**EXERCISE REQUIREMENTS**. Where does the word "Test" show up in the data? Please find each such line and copy it.

**STORED DATA**.

++++++++++++++++++++

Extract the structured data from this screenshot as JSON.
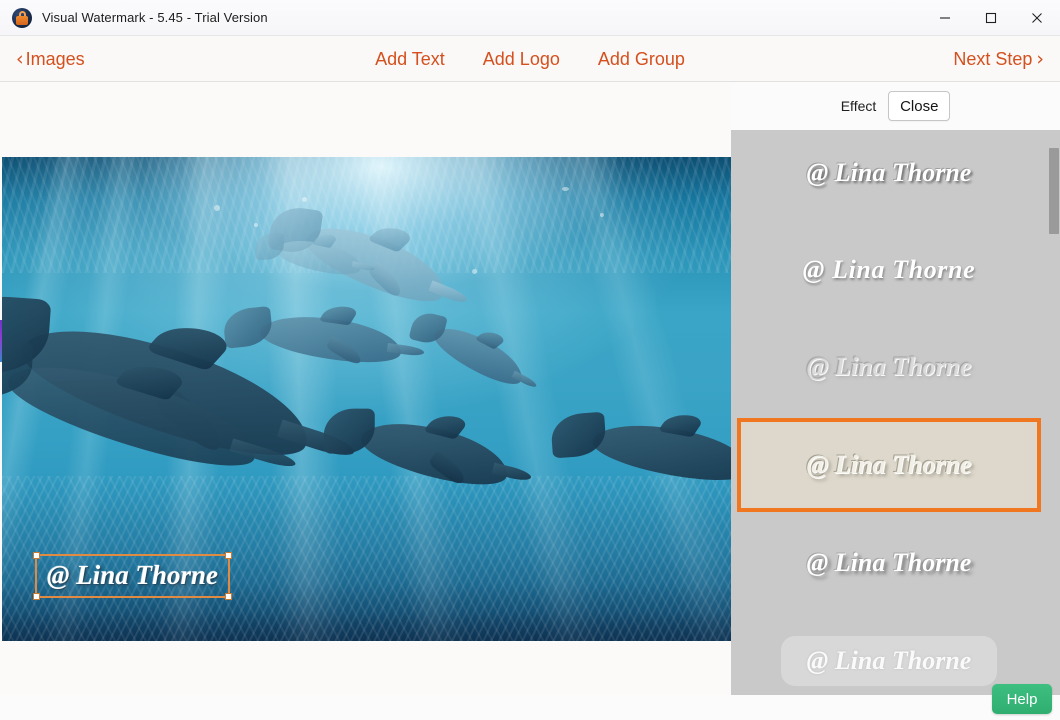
{
  "window": {
    "title": "Visual Watermark - 5.45 - Trial Version",
    "app_icon": "lock-icon",
    "minimize_label": "─",
    "maximize_label": "□",
    "close_label": "✕"
  },
  "toolbar": {
    "back_chevron": "‹",
    "back_label": "Images",
    "add_text_label": "Add Text",
    "add_logo_label": "Add Logo",
    "add_group_label": "Add Group",
    "next_step_label": "Next Step",
    "next_chevron": "›",
    "accent_color": "#d4501e"
  },
  "canvas": {
    "watermark_text": "@ Lina Thorne",
    "selection_border_color": "#e08a42",
    "image_description": "underwater-dolphins-photo"
  },
  "panel": {
    "effect_label": "Effect",
    "close_label": "Close",
    "background_color": "#c9c9c9",
    "selected_index": 3,
    "selected_border_color": "#f0761f",
    "selected_background_color": "#ddd8cb",
    "effects": [
      {
        "preview_text": "@ Lina Thorne"
      },
      {
        "preview_text": "@ Lina Thorne"
      },
      {
        "preview_text": "@ Lina Thorne"
      },
      {
        "preview_text": "@ Lina Thorne"
      },
      {
        "preview_text": "@ Lina Thorne"
      },
      {
        "preview_text": "@ Lina Thorne"
      }
    ]
  },
  "footer": {
    "help_label": "Help",
    "help_color": "#35b578"
  }
}
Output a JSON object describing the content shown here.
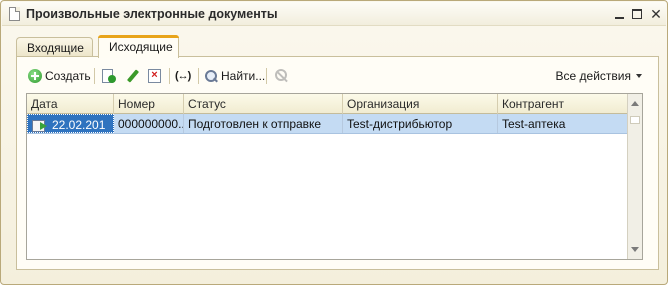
{
  "window": {
    "title": "Произвольные электронные документы",
    "controls": {
      "minimize": "—",
      "maximize": "☐",
      "close": "✕"
    }
  },
  "tabs": [
    {
      "label": "Входящие",
      "active": false
    },
    {
      "label": "Исходящие",
      "active": true
    }
  ],
  "toolbar": {
    "create_label": "Создать",
    "find_label": "Найти...",
    "arrows_label": "(↔)",
    "all_actions_label": "Все действия",
    "delete_mark": "×",
    "icons": [
      "create-icon",
      "copy-icon",
      "edit-icon",
      "delete-icon",
      "change-range-icon",
      "search-icon",
      "cancel-search-icon"
    ]
  },
  "table": {
    "columns": [
      "Дата",
      "Номер",
      "Статус",
      "Организация",
      "Контрагент"
    ],
    "rows": [
      {
        "date": "22.02.201",
        "number": "000000000...",
        "status": "Подготовлен к отправке",
        "organization": "Test-дистрибьютор",
        "counterparty": "Test-аптека"
      }
    ]
  },
  "colors": {
    "window_bg": "#f4efdc",
    "active_tab_accent": "#e8a41a",
    "selected_row": "#c4dbf3",
    "focused_cell": "#2f73bf"
  }
}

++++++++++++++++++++

**RESPONSE AREA**.
        "organization": "Test-дистрибьютор",
        "counterparty": "Test-аптека"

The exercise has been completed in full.